:: Problem statement ::
Copy each line of the records that includes "from".

╭─ Provided records

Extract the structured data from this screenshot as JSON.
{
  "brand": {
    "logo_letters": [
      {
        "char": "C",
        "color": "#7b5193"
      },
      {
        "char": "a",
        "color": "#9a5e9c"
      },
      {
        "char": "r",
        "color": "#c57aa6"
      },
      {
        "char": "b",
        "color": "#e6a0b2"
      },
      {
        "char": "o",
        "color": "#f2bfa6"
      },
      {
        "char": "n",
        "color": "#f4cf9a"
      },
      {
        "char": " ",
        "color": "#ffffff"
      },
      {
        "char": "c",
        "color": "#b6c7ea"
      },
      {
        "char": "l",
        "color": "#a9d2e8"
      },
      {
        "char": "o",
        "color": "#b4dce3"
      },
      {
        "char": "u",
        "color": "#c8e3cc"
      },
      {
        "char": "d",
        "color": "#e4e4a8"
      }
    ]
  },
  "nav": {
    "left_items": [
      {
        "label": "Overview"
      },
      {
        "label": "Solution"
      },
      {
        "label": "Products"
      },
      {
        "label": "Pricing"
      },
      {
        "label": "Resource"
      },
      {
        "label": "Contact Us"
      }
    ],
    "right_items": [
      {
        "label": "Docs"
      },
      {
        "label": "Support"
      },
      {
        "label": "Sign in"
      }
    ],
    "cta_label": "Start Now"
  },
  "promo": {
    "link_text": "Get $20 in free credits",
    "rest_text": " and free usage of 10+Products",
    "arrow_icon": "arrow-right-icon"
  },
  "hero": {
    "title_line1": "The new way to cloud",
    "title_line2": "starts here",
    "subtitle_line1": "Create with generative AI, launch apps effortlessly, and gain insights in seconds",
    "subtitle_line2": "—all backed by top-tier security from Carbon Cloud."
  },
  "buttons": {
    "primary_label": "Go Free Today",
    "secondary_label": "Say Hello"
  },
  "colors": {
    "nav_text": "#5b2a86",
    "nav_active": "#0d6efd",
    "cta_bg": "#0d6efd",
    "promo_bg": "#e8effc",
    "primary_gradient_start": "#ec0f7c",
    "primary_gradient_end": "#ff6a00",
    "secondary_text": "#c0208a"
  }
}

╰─

:: Worked solution ::
Extract the structured data from this screenshot as JSON.
    "subtitle_line2": "—all backed by top-tier security from Carbon Cloud."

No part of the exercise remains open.